Art has long been a means of expressing emotion, conveying thoughts, capturing the circumstances of a society, and more recently, storing value. Especially with the enormous rise of influencer culture and social media, becoming an artist or a collector has never been easier. Reducing these barriers of entry has allowed an enormous increase in the “business of art” with the wealthy and not-as-wealthy alike entering the art world with aspirations of accumulating works from future Monets and Picassos.
The business of art treats works not as an expression of emotion, situation, and identity, but as investment and value holder. Just as wealth is leveraged with the anticipation of returns when stocks are bought and sold, many artists and collectors alike trade pieces and set prices with stock market-esque growth curves in mind. Benefactors of the art world, such as Eli Broad, the B in KB Homes, board member of the LA County Museum of Art (LACMA), and the founder and benefactor of the Broad Museum, act upon both financial and artistic motivations with respect to their collections.
When Broad donated a piece of his collection to establish the Broad Museum in Los Angeles he received a “step-up in basis,” meaning any appreciation in value that would otherwise be taxable if he sold the piece is no longer taxable and in return he received a tax-deduction for the value of the works and the money donated. In layman’s terms, he avoided paying tax on any of the increase of value and cashed out what the pieces were worth in tax credits. Furthermore, the part of his collection not donated to the museum is now much more valuable as it is “unseen.” So in the transaction of donating works for public-use, Broad saw a net-increase in wealth.
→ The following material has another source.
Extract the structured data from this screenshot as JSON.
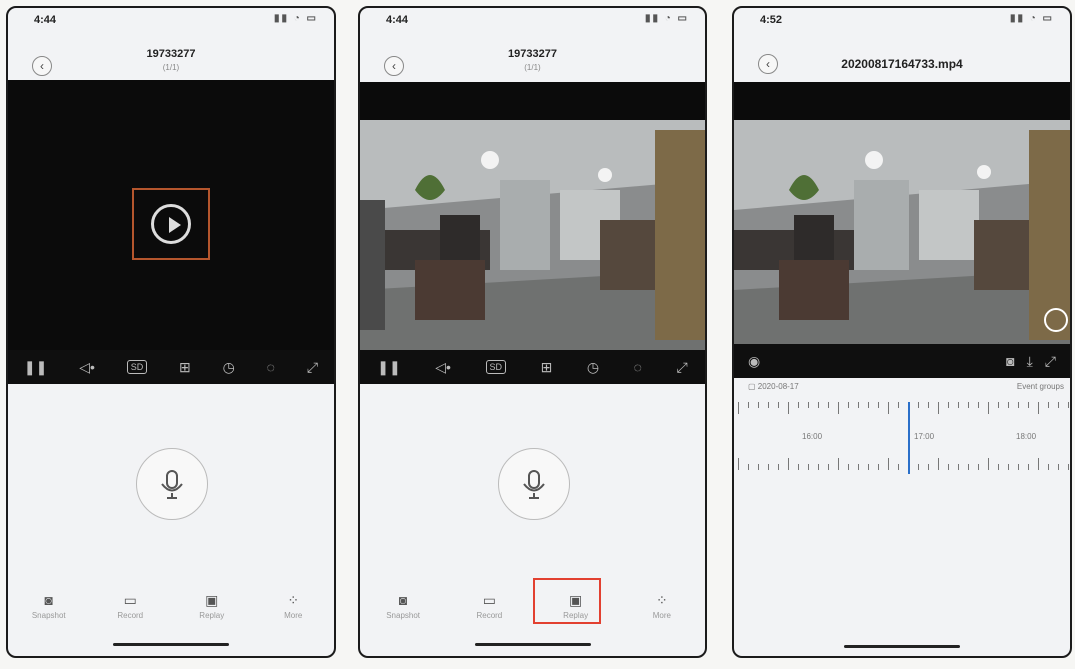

CB Hoyo, a contemporary artist based in Belgium, has tackled this question with his latest series featuring a range of currencies adapted in various ways. As he told me during an interview, “I was headed to the store to buy paper for some works, I realized I was handing them paper to buy paper. Money is just paper.” He then set out to make 100 works with dollar bills, replacing the faces on the money with blobs of color and various facial expressions. These works were then sold for $20 with free shipping.
Hoyo opened art up to the masses and commented on its treatment of artwork almost as a currency, to be bought and sold. Eliminating the human nature of currencies and contemplating uniqueness behind faces, the adaptation of each currency’s figures leaves viewers with an introspective thought of just how much the faces of money have been internalized and in turn ignored by society. No one thinks about George Washington’s facial expressions when they fidget a buck into a vending machine. Furthermore, does this applied paint eliminate the currency’s inherent value? Is it still a dollar bill? Does it have an increased value? What is art or currency really worth? These questions come to mind via the series.
Moving beyond the 100 piece series, Hoyo has begun choosing currencies from “messed up countries” as he puts it. Nations such as Nazi Germany, North Korea, etc. have been featured with alternations including Mickey Mouse, Patek Philippe, the Louis Vuitton print, and his colored faces. Currency is truly just a printed pattern; a piece of art in its own right. Hoyo merges the iconic patterns of major brands with those iconic patterns of interesting countries. Again he begs us to question, where does the value of art and currency come from? Is there an intrinsic value or is it subject to ‘bull’ and ‘bear’ market effects just as with stocks and investments?